[AVAILABLE DATA]
+++

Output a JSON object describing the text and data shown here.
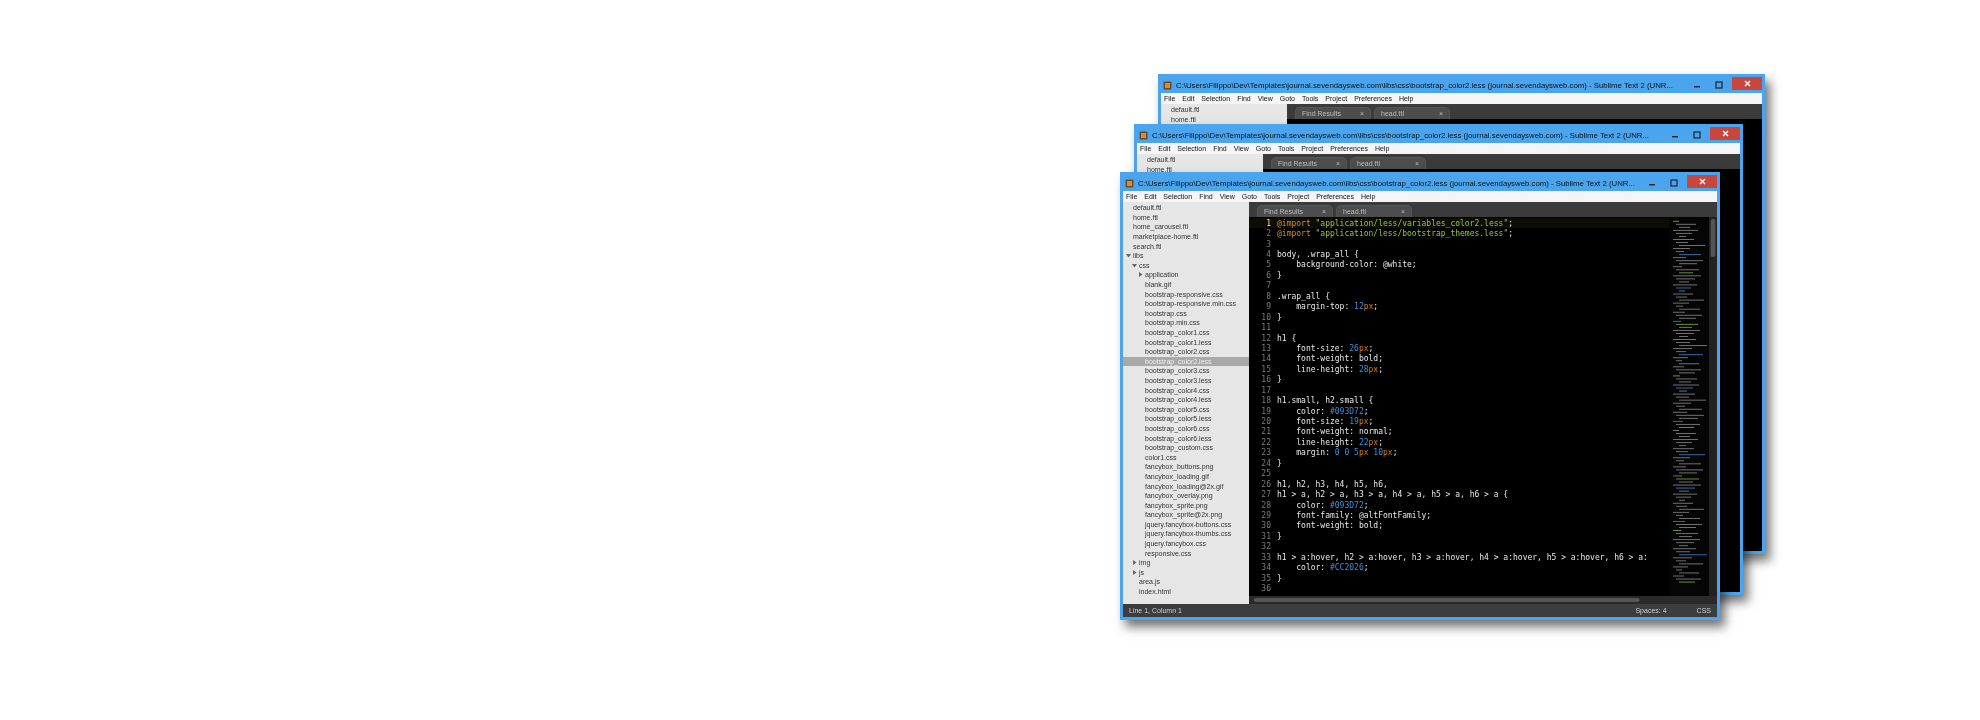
{
  "windows": [
    {
      "title": "C:\\Users\\Filippo\\Dev\\Templates\\journal.sevendaysweb.com\\libs\\css\\bootstrap_color2.less (journal.sevendaysweb.com) - Sublime Text 2 (UNR...",
      "menu": [
        "File",
        "Edit",
        "Selection",
        "Find",
        "View",
        "Goto",
        "Tools",
        "Project",
        "Preferences",
        "Help"
      ],
      "sidebar": {
        "items": [
          {
            "kind": "file",
            "label": "default.ftl",
            "selected": false
          },
          {
            "kind": "file",
            "label": "home.ftl",
            "selected": false
          }
        ]
      },
      "tabs": [
        {
          "label": "Find Results",
          "close": "×",
          "selected": false
        },
        {
          "label": "head.ftl",
          "close": "×",
          "selected": false
        }
      ]
    },
    {
      "title": "C:\\Users\\Filippo\\Dev\\Templates\\journal.sevendaysweb.com\\libs\\css\\bootstrap_color2.less (journal.sevendaysweb.com) - Sublime Text 2 (UNR...",
      "menu": [
        "File",
        "Edit",
        "Selection",
        "Find",
        "View",
        "Goto",
        "Tools",
        "Project",
        "Preferences",
        "Help"
      ],
      "sidebar": {
        "items": [
          {
            "kind": "file",
            "label": "default.ftl",
            "selected": false
          },
          {
            "kind": "file",
            "label": "home.ftl",
            "selected": false
          }
        ]
      },
      "tabs": [
        {
          "label": "Find Results",
          "close": "×",
          "selected": false
        },
        {
          "label": "head.ftl",
          "close": "×",
          "selected": false
        }
      ]
    },
    {
      "title": "C:\\Users\\Filippo\\Dev\\Templates\\journal.sevendaysweb.com\\libs\\css\\bootstrap_color2.less (journal.sevendaysweb.com) - Sublime Text 2 (UNR...",
      "menu": [
        "File",
        "Edit",
        "Selection",
        "Find",
        "View",
        "Goto",
        "Tools",
        "Project",
        "Preferences",
        "Help"
      ],
      "sidebar": {
        "items": [
          {
            "kind": "file",
            "label": "default.ftl",
            "selected": false
          },
          {
            "kind": "file",
            "label": "home.ftl",
            "selected": false
          },
          {
            "kind": "file",
            "label": "home_carousel.ftl",
            "selected": false
          },
          {
            "kind": "file",
            "label": "marketplace-home.ftl",
            "selected": false
          },
          {
            "kind": "file",
            "label": "search.ftl",
            "selected": false
          },
          {
            "kind": "folder",
            "label": "libs",
            "selected": false,
            "expanded": true,
            "children": [
              {
                "kind": "folder",
                "label": "css",
                "selected": false,
                "expanded": true,
                "children": [
                  {
                    "kind": "folder",
                    "label": "application",
                    "selected": false,
                    "expanded": false
                  },
                  {
                    "kind": "file",
                    "label": "blank.gif",
                    "selected": false
                  },
                  {
                    "kind": "file",
                    "label": "bootstrap-responsive.css",
                    "selected": false
                  },
                  {
                    "kind": "file",
                    "label": "bootstrap-responsive.min.css",
                    "selected": false
                  },
                  {
                    "kind": "file",
                    "label": "bootstrap.css",
                    "selected": false
                  },
                  {
                    "kind": "file",
                    "label": "bootstrap.min.css",
                    "selected": false
                  },
                  {
                    "kind": "file",
                    "label": "bootstrap_color1.css",
                    "selected": false
                  },
                  {
                    "kind": "file",
                    "label": "bootstrap_color1.less",
                    "selected": false
                  },
                  {
                    "kind": "file",
                    "label": "bootstrap_color2.css",
                    "selected": false
                  },
                  {
                    "kind": "file",
                    "label": "bootstrap_color2.less",
                    "selected": true
                  },
                  {
                    "kind": "file",
                    "label": "bootstrap_color3.css",
                    "selected": false
                  },
                  {
                    "kind": "file",
                    "label": "bootstrap_color3.less",
                    "selected": false
                  },
                  {
                    "kind": "file",
                    "label": "bootstrap_color4.css",
                    "selected": false
                  },
                  {
                    "kind": "file",
                    "label": "bootstrap_color4.less",
                    "selected": false
                  },
                  {
                    "kind": "file",
                    "label": "bootstrap_color5.css",
                    "selected": false
                  },
                  {
                    "kind": "file",
                    "label": "bootstrap_color5.less",
                    "selected": false
                  },
                  {
                    "kind": "file",
                    "label": "bootstrap_color6.css",
                    "selected": false
                  },
                  {
                    "kind": "file",
                    "label": "bootstrap_color6.less",
                    "selected": false
                  },
                  {
                    "kind": "file",
                    "label": "bootstrap_custom.css",
                    "selected": false
                  },
                  {
                    "kind": "file",
                    "label": "color1.css",
                    "selected": false
                  },
                  {
                    "kind": "file",
                    "label": "fancybox_buttons.png",
                    "selected": false
                  },
                  {
                    "kind": "file",
                    "label": "fancybox_loading.gif",
                    "selected": false
                  },
                  {
                    "kind": "file",
                    "label": "fancybox_loading@2x.gif",
                    "selected": false
                  },
                  {
                    "kind": "file",
                    "label": "fancybox_overlay.png",
                    "selected": false
                  },
                  {
                    "kind": "file",
                    "label": "fancybox_sprite.png",
                    "selected": false
                  },
                  {
                    "kind": "file",
                    "label": "fancybox_sprite@2x.png",
                    "selected": false
                  },
                  {
                    "kind": "file",
                    "label": "jquery.fancybox-buttons.css",
                    "selected": false
                  },
                  {
                    "kind": "file",
                    "label": "jquery.fancybox-thumbs.css",
                    "selected": false
                  },
                  {
                    "kind": "file",
                    "label": "jquery.fancybox.css",
                    "selected": false
                  },
                  {
                    "kind": "file",
                    "label": "responsive.css",
                    "selected": false
                  }
                ]
              },
              {
                "kind": "folder",
                "label": "img",
                "selected": false,
                "expanded": false
              },
              {
                "kind": "folder",
                "label": "js",
                "selected": false,
                "expanded": false
              },
              {
                "kind": "file",
                "label": "area.js",
                "selected": false
              },
              {
                "kind": "file",
                "label": "index.html",
                "selected": false
              }
            ]
          }
        ]
      },
      "tabs": [
        {
          "label": "Find Results",
          "close": "×",
          "selected": false
        },
        {
          "label": "head.ftl",
          "close": "×",
          "selected": false
        }
      ],
      "editor": {
        "lines": [
          {
            "number": "1",
            "current": true,
            "parts": [
              {
                "kind": "keyword",
                "text": "@import"
              },
              {
                "kind": "string",
                "text": " \"application/less/variables_color2.less\""
              },
              {
                "kind": "text",
                "text": ";"
              }
            ]
          },
          {
            "number": "2",
            "current": false,
            "parts": [
              {
                "kind": "keyword",
                "text": "@import"
              },
              {
                "kind": "string",
                "text": " \"application/less/bootstrap_themes.less\""
              },
              {
                "kind": "text",
                "text": ";"
              }
            ]
          },
          {
            "number": "3",
            "current": false
          },
          {
            "number": "4",
            "current": false,
            "parts": [
              {
                "kind": "text",
                "text": "body, .wrap_all {"
              }
            ]
          },
          {
            "number": "5",
            "current": false,
            "parts": [
              {
                "kind": "text",
                "text": "    background-color: @white;"
              }
            ]
          },
          {
            "number": "6",
            "current": false,
            "parts": [
              {
                "kind": "text",
                "text": "}"
              }
            ]
          },
          {
            "number": "7",
            "current": false
          },
          {
            "number": "8",
            "current": false,
            "parts": [
              {
                "kind": "text",
                "text": ".wrap_all {"
              }
            ]
          },
          {
            "number": "9",
            "current": false,
            "parts": [
              {
                "kind": "text",
                "text": "    margin-top: "
              },
              {
                "kind": "number",
                "text": "12"
              },
              {
                "kind": "unit",
                "text": "px"
              },
              {
                "kind": "text",
                "text": ";"
              }
            ]
          },
          {
            "number": "10",
            "current": false,
            "parts": [
              {
                "kind": "text",
                "text": "}"
              }
            ]
          },
          {
            "number": "11",
            "current": false
          },
          {
            "number": "12",
            "current": false,
            "parts": [
              {
                "kind": "text",
                "text": "h1 {"
              }
            ]
          },
          {
            "number": "13",
            "current": false,
            "parts": [
              {
                "kind": "text",
                "text": "    font-size: "
              },
              {
                "kind": "number",
                "text": "26"
              },
              {
                "kind": "unit",
                "text": "px"
              },
              {
                "kind": "text",
                "text": ";"
              }
            ]
          },
          {
            "number": "14",
            "current": false,
            "parts": [
              {
                "kind": "text",
                "text": "    font-weight: bold;"
              }
            ]
          },
          {
            "number": "15",
            "current": false,
            "parts": [
              {
                "kind": "text",
                "text": "    line-height: "
              },
              {
                "kind": "number",
                "text": "28"
              },
              {
                "kind": "unit",
                "text": "px"
              },
              {
                "kind": "text",
                "text": ";"
              }
            ]
          },
          {
            "number": "16",
            "current": false,
            "parts": [
              {
                "kind": "text",
                "text": "}"
              }
            ]
          },
          {
            "number": "17",
            "current": false
          },
          {
            "number": "18",
            "current": false,
            "parts": [
              {
                "kind": "text",
                "text": "h1.small, h2.small {"
              }
            ]
          },
          {
            "number": "19",
            "current": false,
            "parts": [
              {
                "kind": "text",
                "text": "    color: "
              },
              {
                "kind": "number",
                "text": "#093D72"
              },
              {
                "kind": "text",
                "text": ";"
              }
            ]
          },
          {
            "number": "20",
            "current": false,
            "parts": [
              {
                "kind": "text",
                "text": "    font-size: "
              },
              {
                "kind": "number",
                "text": "19"
              },
              {
                "kind": "unit",
                "text": "px"
              },
              {
                "kind": "text",
                "text": ";"
              }
            ]
          },
          {
            "number": "21",
            "current": false,
            "parts": [
              {
                "kind": "text",
                "text": "    font-weight: normal;"
              }
            ]
          },
          {
            "number": "22",
            "current": false,
            "parts": [
              {
                "kind": "text",
                "text": "    line-height: "
              },
              {
                "kind": "number",
                "text": "22"
              },
              {
                "kind": "unit",
                "text": "px"
              },
              {
                "kind": "text",
                "text": ";"
              }
            ]
          },
          {
            "number": "23",
            "current": false,
            "parts": [
              {
                "kind": "text",
                "text": "    margin: "
              },
              {
                "kind": "number",
                "text": "0 0 5"
              },
              {
                "kind": "unit",
                "text": "px"
              },
              {
                "kind": "number",
                "text": " 10"
              },
              {
                "kind": "unit",
                "text": "px"
              },
              {
                "kind": "text",
                "text": ";"
              }
            ]
          },
          {
            "number": "24",
            "current": false,
            "parts": [
              {
                "kind": "text",
                "text": "}"
              }
            ]
          },
          {
            "number": "25",
            "current": false
          },
          {
            "number": "26",
            "current": false,
            "parts": [
              {
                "kind": "text",
                "text": "h1, h2, h3, h4, h5, h6,"
              }
            ]
          },
          {
            "number": "27",
            "current": false,
            "parts": [
              {
                "kind": "text",
                "text": "h1 > a, h2 > a, h3 > a, h4 > a, h5 > a, h6 > a {"
              }
            ]
          },
          {
            "number": "28",
            "current": false,
            "parts": [
              {
                "kind": "text",
                "text": "    color: "
              },
              {
                "kind": "number",
                "text": "#093D72"
              },
              {
                "kind": "text",
                "text": ";"
              }
            ]
          },
          {
            "number": "29",
            "current": false,
            "parts": [
              {
                "kind": "text",
                "text": "    font-family: @altFontFamily;"
              }
            ]
          },
          {
            "number": "30",
            "current": false,
            "parts": [
              {
                "kind": "text",
                "text": "    font-weight: bold;"
              }
            ]
          },
          {
            "number": "31",
            "current": false,
            "parts": [
              {
                "kind": "text",
                "text": "}"
              }
            ]
          },
          {
            "number": "32",
            "current": false
          },
          {
            "number": "33",
            "current": false,
            "parts": [
              {
                "kind": "text",
                "text": "h1 > a:hover, h2 > a:hover, h3 > a:hover, h4 > a:hover, h5 > a:hover, h6 > a:"
              }
            ]
          },
          {
            "number": "34",
            "current": false,
            "parts": [
              {
                "kind": "text",
                "text": "    color: "
              },
              {
                "kind": "number",
                "text": "#CC2026"
              },
              {
                "kind": "text",
                "text": ";"
              }
            ]
          },
          {
            "number": "35",
            "current": false,
            "parts": [
              {
                "kind": "text",
                "text": "}"
              }
            ]
          },
          {
            "number": "36",
            "current": false
          }
        ]
      },
      "status_bar": {
        "position": "Line 1, Column 1",
        "indentation": "Spaces: 4",
        "syntax": "CSS"
      }
    }
  ]
}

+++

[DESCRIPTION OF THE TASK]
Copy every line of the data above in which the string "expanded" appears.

[RESULT OF THIS TASK]
            "expanded": true,
                "expanded": true,
                    "expanded": false
                "expanded": false
                "expanded": false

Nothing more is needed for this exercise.